## Records from a dataset
[Start of Attachment]

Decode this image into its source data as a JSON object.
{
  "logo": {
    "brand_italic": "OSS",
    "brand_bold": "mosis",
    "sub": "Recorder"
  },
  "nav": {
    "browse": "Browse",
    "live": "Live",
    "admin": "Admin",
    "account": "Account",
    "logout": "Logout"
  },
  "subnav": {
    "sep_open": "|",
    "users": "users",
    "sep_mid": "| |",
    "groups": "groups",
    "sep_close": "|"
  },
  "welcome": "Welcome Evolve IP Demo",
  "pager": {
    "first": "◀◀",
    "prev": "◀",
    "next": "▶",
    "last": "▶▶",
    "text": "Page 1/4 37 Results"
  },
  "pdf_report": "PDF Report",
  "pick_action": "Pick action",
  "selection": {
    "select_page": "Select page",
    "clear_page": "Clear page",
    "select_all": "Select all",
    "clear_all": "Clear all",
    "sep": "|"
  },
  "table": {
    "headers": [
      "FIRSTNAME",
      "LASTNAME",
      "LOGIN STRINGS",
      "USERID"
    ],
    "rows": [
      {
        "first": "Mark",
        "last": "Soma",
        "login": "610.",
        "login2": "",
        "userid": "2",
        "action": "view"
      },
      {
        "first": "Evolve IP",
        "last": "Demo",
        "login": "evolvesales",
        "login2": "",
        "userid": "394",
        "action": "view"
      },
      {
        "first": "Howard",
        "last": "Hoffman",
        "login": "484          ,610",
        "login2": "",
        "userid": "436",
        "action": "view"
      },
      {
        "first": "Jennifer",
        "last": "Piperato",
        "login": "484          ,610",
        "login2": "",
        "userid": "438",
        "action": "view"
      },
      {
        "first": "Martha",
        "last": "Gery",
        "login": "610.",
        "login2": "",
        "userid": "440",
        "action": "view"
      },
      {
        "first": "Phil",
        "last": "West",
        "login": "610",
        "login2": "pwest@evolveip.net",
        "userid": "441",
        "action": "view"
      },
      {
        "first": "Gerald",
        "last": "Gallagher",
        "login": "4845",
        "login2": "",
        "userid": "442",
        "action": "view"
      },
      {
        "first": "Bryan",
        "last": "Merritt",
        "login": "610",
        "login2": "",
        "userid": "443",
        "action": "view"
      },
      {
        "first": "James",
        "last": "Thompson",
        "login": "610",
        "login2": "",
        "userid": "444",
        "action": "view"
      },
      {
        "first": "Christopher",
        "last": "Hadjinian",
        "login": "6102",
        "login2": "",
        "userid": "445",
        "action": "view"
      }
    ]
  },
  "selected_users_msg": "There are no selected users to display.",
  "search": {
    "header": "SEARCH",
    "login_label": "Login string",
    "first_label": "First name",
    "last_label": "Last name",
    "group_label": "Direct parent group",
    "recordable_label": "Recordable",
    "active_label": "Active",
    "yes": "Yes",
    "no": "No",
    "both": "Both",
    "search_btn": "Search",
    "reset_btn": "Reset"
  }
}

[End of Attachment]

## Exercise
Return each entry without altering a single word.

## Answer to this exercise
Decode this image into its source data as a JSON object.
{
  "logo": {
    "brand_italic": "OSS",
    "brand_bold": "mosis",
    "sub": "Recorder"
  },
  "nav": {
    "browse": "Browse",
    "live": "Live",
    "admin": "Admin",
    "account": "Account",
    "logout": "Logout"
  },
  "subnav": {
    "sep_open": "|",
    "users": "users",
    "sep_mid": "| |",
    "groups": "groups",
    "sep_close": "|"
  },
  "welcome": "Welcome Evolve IP Demo",
  "pager": {
    "first": "◀◀",
    "prev": "◀",
    "next": "▶",
    "last": "▶▶",
    "text": "Page 1/4 37 Results"
  },
  "pdf_report": "PDF Report",
  "pick_action": "Pick action",
  "selection": {
    "select_page": "Select page",
    "clear_page": "Clear page",
    "select_all": "Select all",
    "clear_all": "Clear all",
    "sep": "|"
  },
  "table": {
    "headers": [
      "FIRSTNAME",
      "LASTNAME",
      "LOGIN STRINGS",
      "USERID"
    ],
    "rows": [
      {
        "first": "Mark",
        "last": "Soma",
        "login": "610.",
        "login2": "",
        "userid": "2",
        "action": "view"
      },
      {
        "first": "Evolve IP",
        "last": "Demo",
        "login": "evolvesales",
        "login2": "",
        "userid": "394",
        "action": "view"
      },
      {
        "first": "Howard",
        "last": "Hoffman",
        "login": "484          ,610",
        "login2": "",
        "userid": "436",
        "action": "view"
      },
      {
        "first": "Jennifer",
        "last": "Piperato",
        "login": "484          ,610",
        "login2": "",
        "userid": "438",
        "action": "view"
      },
      {
        "first": "Martha",
        "last": "Gery",
        "login": "610.",
        "login2": "",
        "userid": "440",
        "action": "view"
      },
      {
        "first": "Phil",
        "last": "West",
        "login": "610",
        "login2": "pwest@evolveip.net",
        "userid": "441",
        "action": "view"
      },
      {
        "first": "Gerald",
        "last": "Gallagher",
        "login": "4845",
        "login2": "",
        "userid": "442",
        "action": "view"
      },
      {
        "first": "Bryan",
        "last": "Merritt",
        "login": "610",
        "login2": "",
        "userid": "443",
        "action": "view"
      },
      {
        "first": "James",
        "last": "Thompson",
        "login": "610",
        "login2": "",
        "userid": "444",
        "action": "view"
      },
      {
        "first": "Christopher",
        "last": "Hadjinian",
        "login": "6102",
        "login2": "",
        "userid": "445",
        "action": "view"
      }
    ]
  },
  "selected_users_msg": "There are no selected users to display.",
  "search": {
    "header": "SEARCH",
    "login_label": "Login string",
    "first_label": "First name",
    "last_label": "Last name",
    "group_label": "Direct parent group",
    "recordable_label": "Recordable",
    "active_label": "Active",
    "yes": "Yes",
    "no": "No",
    "both": "Both",
    "search_btn": "Search",
    "reset_btn": "Reset"
  }
}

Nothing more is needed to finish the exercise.